From Palmyra our trip took a turn for the dramatic (or melodramatic depending on your perspective). As we left Palmyra Nev commented that he was not feeling very well - he had flu symptoms and was feeling feverish. Thinking that it was just a cold we continued. About an hour into the journey, Nev was feeling too feverish to drive and was beginning to think that he was showing the classic symptoms of malaria. We screeched to a halt on the side of the road and hauled out our malaria test kits. The on the spot test showed up negative but we were far from convinced. For safety sake Nev swallowed a couple of Fansidar pills (malaria treatment) and while I had my back turned he had guzzled a handful of immodiums, buscupans and some vitamins for good measure. I took over the wheel. Big mistake! The very first town we got to I managed to navigate us into the market area and was forced to play dodgems with fruit sellers, donkey carts and pedestrians (all of whom had to turn and stare at this women driver - driving SO badly). Eventually Nev ordered me to stop and despite his fever (or overdose) took over the driving until we were out of town. I continued on until we got to Aleppo by which time Nev was looking very very bad. We checked into the first hotel we could find and got Nev into bed. By now his temperature was over 40 degrees and still the malaria test kits were showing up negative. Of course, at this critical moment, we could not find our travel insurance policy (which is just typical) so we called Nev's Mom who came to the rescue and got onto the Johannesburg branch of Europ Assist and they called us at the hotel promising to arrange for a doctor. Its quite evident that the people who man the help line at Europ Assist have less than no idea of what the map looks like. Elton, our call guy managed to send a fax to a doctor in Damascus - a massive 300 kilometres away - he may as well have called a doctor from Paris! Eventually the hotel called a doctor and within minutes we were visited by a very dapper Syrian called Dr Anastas. Poor old Dr Anastas was horrified at the prospect of a malaria case and was trying his damnedest to find something else wrong with Nev - and he had quite a lot to work with as Nev was looking far from a picture of health. When he discovered that Nev had an enlarged spleen (which is apparently a symptom of malaria) he hit panic mode and called a taxi on the double to wisk Nev off to a pathologist for a blood exam.

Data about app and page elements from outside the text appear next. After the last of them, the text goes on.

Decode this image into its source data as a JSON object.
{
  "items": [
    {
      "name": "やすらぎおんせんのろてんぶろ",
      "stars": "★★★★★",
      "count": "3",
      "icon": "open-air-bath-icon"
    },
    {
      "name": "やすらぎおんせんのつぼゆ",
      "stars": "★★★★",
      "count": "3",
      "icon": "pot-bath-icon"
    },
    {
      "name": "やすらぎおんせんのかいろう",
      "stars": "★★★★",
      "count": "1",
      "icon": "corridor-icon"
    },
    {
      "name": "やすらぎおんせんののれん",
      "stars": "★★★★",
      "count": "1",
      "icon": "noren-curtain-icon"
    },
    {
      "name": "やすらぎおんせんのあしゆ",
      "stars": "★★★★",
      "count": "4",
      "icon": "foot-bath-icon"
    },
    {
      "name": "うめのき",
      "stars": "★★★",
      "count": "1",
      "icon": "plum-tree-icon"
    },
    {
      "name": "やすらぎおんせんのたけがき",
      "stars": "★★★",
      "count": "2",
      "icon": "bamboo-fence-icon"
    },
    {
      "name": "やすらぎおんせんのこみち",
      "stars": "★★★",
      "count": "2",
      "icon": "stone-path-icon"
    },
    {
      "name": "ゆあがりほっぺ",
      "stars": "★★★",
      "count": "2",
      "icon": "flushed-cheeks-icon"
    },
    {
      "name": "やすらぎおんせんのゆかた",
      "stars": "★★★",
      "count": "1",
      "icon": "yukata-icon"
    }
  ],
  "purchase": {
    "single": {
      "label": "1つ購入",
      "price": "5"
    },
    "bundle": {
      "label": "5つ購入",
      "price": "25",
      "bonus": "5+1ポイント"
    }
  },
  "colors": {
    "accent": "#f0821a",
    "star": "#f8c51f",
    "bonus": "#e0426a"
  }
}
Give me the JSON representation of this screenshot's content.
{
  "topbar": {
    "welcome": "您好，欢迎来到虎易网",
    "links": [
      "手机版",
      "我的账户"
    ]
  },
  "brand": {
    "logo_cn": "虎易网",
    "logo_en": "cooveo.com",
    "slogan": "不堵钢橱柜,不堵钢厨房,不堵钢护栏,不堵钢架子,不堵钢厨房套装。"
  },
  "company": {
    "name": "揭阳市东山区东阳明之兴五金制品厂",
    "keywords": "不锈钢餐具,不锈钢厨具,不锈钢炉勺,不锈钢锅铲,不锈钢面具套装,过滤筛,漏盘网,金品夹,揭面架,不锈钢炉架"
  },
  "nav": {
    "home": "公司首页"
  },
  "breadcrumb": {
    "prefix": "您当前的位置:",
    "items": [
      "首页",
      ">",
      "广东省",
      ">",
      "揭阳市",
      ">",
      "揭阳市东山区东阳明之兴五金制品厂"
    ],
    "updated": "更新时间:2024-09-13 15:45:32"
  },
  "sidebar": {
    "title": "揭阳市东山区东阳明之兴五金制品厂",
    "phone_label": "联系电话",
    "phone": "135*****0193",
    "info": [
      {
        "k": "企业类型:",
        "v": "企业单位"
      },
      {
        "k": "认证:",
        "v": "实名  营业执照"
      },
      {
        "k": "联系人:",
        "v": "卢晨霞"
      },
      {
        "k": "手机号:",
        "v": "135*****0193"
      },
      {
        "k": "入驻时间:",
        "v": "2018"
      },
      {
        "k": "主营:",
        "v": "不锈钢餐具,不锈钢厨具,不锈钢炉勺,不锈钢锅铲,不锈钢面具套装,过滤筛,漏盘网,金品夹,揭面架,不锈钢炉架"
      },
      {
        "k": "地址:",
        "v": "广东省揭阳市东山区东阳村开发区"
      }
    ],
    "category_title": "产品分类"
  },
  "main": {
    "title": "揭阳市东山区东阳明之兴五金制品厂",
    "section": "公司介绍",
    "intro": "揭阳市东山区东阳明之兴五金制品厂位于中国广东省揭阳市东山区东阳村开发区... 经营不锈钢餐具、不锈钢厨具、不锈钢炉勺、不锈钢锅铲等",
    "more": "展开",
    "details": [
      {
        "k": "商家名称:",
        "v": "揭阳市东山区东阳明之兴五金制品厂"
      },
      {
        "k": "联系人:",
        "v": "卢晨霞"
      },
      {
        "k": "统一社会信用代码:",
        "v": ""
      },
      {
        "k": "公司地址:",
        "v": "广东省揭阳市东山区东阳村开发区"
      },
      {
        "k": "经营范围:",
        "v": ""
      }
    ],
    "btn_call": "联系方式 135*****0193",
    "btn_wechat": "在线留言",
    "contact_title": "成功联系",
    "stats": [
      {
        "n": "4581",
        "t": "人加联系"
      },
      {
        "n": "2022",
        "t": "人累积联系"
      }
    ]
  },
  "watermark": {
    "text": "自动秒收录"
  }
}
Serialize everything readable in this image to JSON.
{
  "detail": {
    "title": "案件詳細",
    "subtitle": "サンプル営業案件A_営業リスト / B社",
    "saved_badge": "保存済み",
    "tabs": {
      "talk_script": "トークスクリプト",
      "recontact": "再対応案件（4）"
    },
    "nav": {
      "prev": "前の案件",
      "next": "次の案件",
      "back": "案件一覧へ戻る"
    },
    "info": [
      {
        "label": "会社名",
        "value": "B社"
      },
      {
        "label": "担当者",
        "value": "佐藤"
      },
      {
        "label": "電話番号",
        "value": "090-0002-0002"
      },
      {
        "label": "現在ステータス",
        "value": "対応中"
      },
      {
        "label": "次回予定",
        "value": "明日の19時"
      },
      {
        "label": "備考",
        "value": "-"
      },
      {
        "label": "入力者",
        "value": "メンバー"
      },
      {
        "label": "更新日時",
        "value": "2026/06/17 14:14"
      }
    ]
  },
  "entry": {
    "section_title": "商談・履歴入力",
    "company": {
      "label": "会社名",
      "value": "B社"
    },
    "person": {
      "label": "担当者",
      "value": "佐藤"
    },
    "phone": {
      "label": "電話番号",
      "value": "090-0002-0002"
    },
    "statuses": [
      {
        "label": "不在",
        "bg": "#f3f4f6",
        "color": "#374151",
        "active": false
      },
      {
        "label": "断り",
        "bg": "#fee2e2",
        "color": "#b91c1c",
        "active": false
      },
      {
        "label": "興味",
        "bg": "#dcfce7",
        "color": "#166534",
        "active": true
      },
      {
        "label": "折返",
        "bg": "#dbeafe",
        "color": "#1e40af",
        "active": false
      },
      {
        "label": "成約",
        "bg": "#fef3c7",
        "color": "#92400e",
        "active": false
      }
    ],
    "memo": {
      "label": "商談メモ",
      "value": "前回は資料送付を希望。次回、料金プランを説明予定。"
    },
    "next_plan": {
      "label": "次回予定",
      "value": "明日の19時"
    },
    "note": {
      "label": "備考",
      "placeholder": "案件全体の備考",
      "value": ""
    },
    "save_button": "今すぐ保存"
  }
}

While we waited anxiously for the results of the tests, Dr Anastas paged through his medical books with increased fervour to read up as much as possible about malaria. Nev and I sat out in the waiting room being appraised and discussed in loud terms by the receptionist and the couple of other ladies sitting around. One doesn't have to understand arabic to understand that they were having a good giggle at these two foreigners who had the good doctor in such a flurry. Eventually the pathologists report arrived - thankfully no malaria! I don't know who was happier - us or Dr Anastas. Turns out Nev just had a rather nasty case of amoebic dysentery. In other words travellers diahorea of the worst kind. So much for all those dingy schwarma joints and all that local food that we have been relishing. Dr Anastas prescribed a whole host of ghastly medicines and bundled us off in a taxi back to our hotel. Of course it never rains but it pours and no sooner had we got Nev back to the hotel and tucked up in bed when I started having the same symptoms. Needless to say we spent a rather unpleasant two days in Aleppo alternating wretching our guts out and phoning reception for more toilet paper. Not funny! To make matters worse, the only English TV channel that the hotel had was CNN so we spent a torturous 48 hours watching the mind numbing American presidential election and the blow-by-blow account of the blasted Florida recount. All I can say is "enough already!"


As you can imagine, by this stage morale was at an all time low but feeling strong enough to continue, we headed to Turkey today. Thankfully the border crossing proceeded smoothly and without incident. Not long after crossing the border we found ourselves on the most fantastic highway and Nev spent the next three hours waxing lyrical about the benefits of things like road signs and cat-eyes. It really is the small things..... Hope you are all well, lots of love, p & n